yles that do not belong together side by side are routine here. Prospect is the kind of place that acts as an incubator for new ideas in modern architecture. To get a real feel for the place I am describing, please visit the developers website at: http://www.prospectnewtown.com. Having covered the two articles I intended to, let me go on to say that dwell magazine is not strictly an American magazine. It also looks outward. Stories in this issue also featured a home/gallery in Auckland, New Zealand; a stabilized earth building constructed by a Finn in the African nation of Guinea; and a new neighborhood, Scheepstimmermanstraat, in the Netherlands recently developed docklands of East Amsterdam and Borneo Island.
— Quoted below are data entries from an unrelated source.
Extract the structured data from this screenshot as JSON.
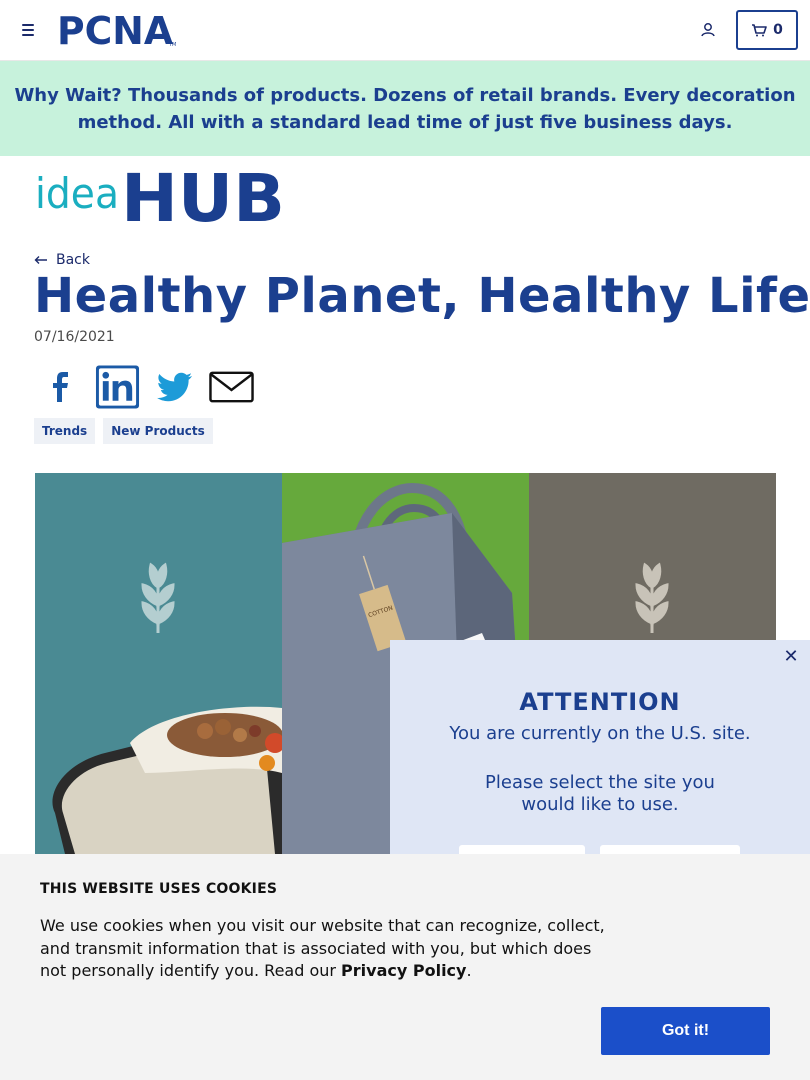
{
  "header": {
    "logo_text": "PCNA",
    "cart_count": "0"
  },
  "promo": {
    "lead": "Why Wait?",
    "text": "Thousands of products. Dozens of retail brands. Every decoration method. All with a standard lead time of just five business days."
  },
  "brand": {
    "idea": "idea",
    "hub": "HUB",
    "idea_color": "#1aaec0",
    "hub_color": "#1b3f8f"
  },
  "article": {
    "back_label": "Back",
    "title": "Healthy Planet, Healthy Life",
    "date": "07/16/2021",
    "share": [
      "facebook-icon",
      "linkedin-icon",
      "twitter-icon",
      "email-icon"
    ],
    "tags": [
      "Trends",
      "New Products"
    ]
  },
  "hero": {
    "panel_colors": [
      "#4a8a93",
      "#66a93c",
      "#6f6b62"
    ],
    "tote_tag_text": "COTTON"
  },
  "popup": {
    "title": "ATTENTION",
    "line1": "You are currently on the U.S. site.",
    "line2": "Please select the site you would like to use."
  },
  "cookie": {
    "title": "THIS WEBSITE USES COOKIES",
    "text": "We use cookies when you visit our website that can recognize, collect, and transmit information that is associated with you, but which does not personally identify you. Read our ",
    "link": "Privacy Policy",
    "after_link": ".",
    "button": "Got it!"
  }
}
The later mid-length article features 60 private townhomes, all in a row, beautifully compact and efficient. Wouldn't you like to be able to fish from your livingroom window? They can there. To sum it all up, I recommend dwell magazine to everybody. It will carry you to unusual places in theory, make you question all the things you think you know about design, and help you see things with a new set of eyes. If ever there was a magazine out there, ready to help you think outside of the box, this is it. Please do subscribe, as dwell magazine is a good home for fine journalism, and I would like for it to be around for a long time -- as long as they can successfully maintain their present formula. dwell is one looker of a magazine, and most likely as smart, friendly, and informative as your neighbor. Don't be afraid to lend it your time.